How to write kmrs better?


% Run this in erlang shell:
% c("kmer.erl").
% kmer:calculate(Number).

get_timestamp() ->
  {Mega, Sec, Micro} = os:timestamp(),
  (Mega*1000000 + Sec)*1000 + round(Micro/1000).

calculate(N) ->
  Now = get_timestamp(),
  Kmers = calculate(N, string:copies("A", N), string:copies("T", N)),
  Delta = get_timestamp() - Now,
  io:fwrite("Nummer of generated k-mers: ~p - took ~pms~n", [Kmers, Delta]).

calculate(N, Start, Stop) -> calculate(N, Start, Stop, 1).

calculate(N, Start, Stop, C) -> if
  Start == Stop -> C;
  true -> calculate(N, next(N, Start), Stop, C + 1)

next(N, Start) -> next(N, 1, Start, "T").

next(N, I, Start, "T") ->
  C = string:sub_string(Start, I, I),
  New = convert(C),
  String = string:left(Start, I - 1) ++ New ++ string:right(Start, N - I),
  next(N, I + 1, String, C);
next(_, _, Start, _) -> 
  % io:fwrite("~p~n", [Start]),

convert(S) -> case S of
  "A" -> "C";
  "C" -> "G";
  "G" -> "T";
  "T" -> "A";
  _Else -> " "

can I somehow write this better/faster?


What is this supposed to do? :thinking:


My 2 cents:
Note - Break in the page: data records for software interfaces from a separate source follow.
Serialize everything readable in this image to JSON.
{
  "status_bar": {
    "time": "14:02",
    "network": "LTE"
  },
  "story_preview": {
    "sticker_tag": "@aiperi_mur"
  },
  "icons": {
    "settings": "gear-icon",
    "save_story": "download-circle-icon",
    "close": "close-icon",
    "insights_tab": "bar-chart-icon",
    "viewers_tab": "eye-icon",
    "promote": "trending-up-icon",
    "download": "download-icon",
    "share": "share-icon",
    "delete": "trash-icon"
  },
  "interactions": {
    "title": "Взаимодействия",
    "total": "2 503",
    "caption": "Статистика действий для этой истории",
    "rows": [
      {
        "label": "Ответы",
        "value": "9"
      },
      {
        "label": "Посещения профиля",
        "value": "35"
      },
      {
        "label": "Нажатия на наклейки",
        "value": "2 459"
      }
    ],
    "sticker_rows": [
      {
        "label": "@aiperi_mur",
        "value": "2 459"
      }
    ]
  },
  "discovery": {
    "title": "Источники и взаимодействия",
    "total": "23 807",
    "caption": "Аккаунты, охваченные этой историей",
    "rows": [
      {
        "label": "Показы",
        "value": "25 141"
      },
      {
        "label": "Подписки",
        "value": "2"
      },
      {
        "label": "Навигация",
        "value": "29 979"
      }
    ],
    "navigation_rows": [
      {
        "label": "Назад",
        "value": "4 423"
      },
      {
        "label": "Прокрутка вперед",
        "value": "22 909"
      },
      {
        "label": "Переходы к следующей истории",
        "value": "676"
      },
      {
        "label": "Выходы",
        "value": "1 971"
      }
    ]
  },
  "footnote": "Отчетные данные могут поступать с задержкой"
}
  • You are measuring time by hand with get_timestamp/0. You can user timer:tc/2 to do this for you.
  • In next/4 you should utilize pattern matching on the first character of Start and than construct a list recursively. Extracting n-th charachter by hand, and than recreating the whole string with string:left(Start, I - 1) ++ New ++ string:right(Start, N - I), is O(n), so basically next is O(n^2).
  • Last parameter of next is always 1 character long. Do you even need it to be a list?
  • Same for convert, why not using just a character? I guess this is some genetic computing, so if you don’t expect input that is not A, C, G or T, just let it crash. Also, you can use pattern matching in the function argument.
  • Also, you are using some obsolete functions from string module. This surely works, but take a look into the documentation for substitute functions.
  • you can use pattern matching in calculate/4 in a following way:
calculate(_, Stop, Stop, C) -> C; %% This ensures 2nd and 3rd argument is equal
calculate(N, Start,Stop,C) -> calcualate(N, next(N,Start), Stop, C+1).

So next function can be something like this:

next(N, Start) -> next(N,1,Start,'T').

next(N, I, [C|Rest], 'T') ->
    [convert(C) | next(N, I+1,Rest,C)];
next(_, _, Start, _) ->

convert('A') -> 'C';
convert('C') -> 'G';
convert('G') -> 'T';
convert('T') -> 'A'.

edit: Also, you can get rid of the first argument in next/2, next/4, calculate/3 and calculate/4 if you write it like this. Suggested function is not tail recursive, so a really big lenght of the input would probably crush it, but can easily be rewrited to tail recursive function by additng the accumulator argument.


Define “faster”, and also OTP version you’re using (also, shameless plug, you probably want to use erlperf to answer a question “which version of my code is faster”).

Very obvious thing is not to use string though.